◆ ACTIVITY ◆
Would you find each line in the entries below with the string "name" and copy it?

◆ THE INPUT ◆
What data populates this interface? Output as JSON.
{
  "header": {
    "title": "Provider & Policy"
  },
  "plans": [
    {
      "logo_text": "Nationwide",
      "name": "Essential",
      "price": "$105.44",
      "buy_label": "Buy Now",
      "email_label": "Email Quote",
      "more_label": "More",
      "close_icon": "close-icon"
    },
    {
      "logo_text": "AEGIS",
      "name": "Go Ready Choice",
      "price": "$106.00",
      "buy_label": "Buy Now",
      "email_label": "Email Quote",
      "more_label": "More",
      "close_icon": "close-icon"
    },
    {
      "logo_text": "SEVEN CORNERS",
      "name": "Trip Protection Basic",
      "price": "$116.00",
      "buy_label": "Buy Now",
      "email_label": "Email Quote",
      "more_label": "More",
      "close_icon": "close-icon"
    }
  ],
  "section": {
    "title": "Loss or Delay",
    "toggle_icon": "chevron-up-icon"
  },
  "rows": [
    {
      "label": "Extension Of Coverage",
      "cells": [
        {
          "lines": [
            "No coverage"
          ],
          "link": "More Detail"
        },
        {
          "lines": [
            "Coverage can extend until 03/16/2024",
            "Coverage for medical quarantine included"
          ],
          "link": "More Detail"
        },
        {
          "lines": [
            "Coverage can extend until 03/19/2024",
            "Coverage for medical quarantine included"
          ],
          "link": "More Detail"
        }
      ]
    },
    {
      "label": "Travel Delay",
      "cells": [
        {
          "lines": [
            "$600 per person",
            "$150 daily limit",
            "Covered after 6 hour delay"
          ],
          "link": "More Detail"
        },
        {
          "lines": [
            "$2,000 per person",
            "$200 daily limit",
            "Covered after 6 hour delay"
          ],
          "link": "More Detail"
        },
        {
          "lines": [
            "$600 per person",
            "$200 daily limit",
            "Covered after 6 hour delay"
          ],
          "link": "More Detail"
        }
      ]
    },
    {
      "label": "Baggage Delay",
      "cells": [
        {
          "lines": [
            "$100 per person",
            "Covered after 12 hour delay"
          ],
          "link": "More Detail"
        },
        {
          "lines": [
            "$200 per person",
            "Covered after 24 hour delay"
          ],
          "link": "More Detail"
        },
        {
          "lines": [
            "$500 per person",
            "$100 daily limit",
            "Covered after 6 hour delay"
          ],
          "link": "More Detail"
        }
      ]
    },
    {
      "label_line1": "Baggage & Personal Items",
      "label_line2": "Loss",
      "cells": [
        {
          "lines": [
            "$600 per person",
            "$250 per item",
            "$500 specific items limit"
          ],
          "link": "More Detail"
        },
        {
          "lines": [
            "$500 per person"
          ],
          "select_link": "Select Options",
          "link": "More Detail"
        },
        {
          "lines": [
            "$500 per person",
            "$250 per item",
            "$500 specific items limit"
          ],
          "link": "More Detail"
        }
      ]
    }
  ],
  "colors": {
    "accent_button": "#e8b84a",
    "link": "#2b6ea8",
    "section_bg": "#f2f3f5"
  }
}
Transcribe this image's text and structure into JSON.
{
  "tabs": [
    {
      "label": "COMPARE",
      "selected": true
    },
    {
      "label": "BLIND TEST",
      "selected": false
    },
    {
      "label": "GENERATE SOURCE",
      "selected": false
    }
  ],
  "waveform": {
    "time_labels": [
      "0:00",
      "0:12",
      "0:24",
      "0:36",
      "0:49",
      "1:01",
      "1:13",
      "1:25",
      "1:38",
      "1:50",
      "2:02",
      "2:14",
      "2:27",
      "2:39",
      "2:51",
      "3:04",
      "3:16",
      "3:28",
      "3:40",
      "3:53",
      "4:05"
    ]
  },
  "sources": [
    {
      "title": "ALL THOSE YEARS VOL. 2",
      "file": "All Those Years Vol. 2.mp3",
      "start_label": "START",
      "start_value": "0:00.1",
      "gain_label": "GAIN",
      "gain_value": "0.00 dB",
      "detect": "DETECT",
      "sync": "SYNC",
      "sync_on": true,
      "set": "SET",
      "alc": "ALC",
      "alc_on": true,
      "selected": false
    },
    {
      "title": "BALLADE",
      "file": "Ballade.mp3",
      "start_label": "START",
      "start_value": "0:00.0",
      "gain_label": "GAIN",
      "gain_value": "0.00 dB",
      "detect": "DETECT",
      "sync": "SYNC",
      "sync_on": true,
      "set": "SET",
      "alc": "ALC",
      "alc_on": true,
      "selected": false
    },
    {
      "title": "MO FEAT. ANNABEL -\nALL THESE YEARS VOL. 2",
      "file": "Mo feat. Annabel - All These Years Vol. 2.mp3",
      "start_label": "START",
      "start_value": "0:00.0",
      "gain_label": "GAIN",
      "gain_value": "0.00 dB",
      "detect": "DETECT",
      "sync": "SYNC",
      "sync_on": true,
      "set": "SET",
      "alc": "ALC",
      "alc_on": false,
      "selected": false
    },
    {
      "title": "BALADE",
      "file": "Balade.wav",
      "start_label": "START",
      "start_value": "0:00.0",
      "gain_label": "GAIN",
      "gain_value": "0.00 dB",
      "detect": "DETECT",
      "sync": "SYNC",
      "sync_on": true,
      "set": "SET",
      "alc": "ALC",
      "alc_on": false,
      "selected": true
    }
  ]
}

◆ RESPONSE TO THIS EXERCISE ◆
      "name": "Essential",
      "name": "Go Ready Choice",
      "name": "Trip Protection Basic",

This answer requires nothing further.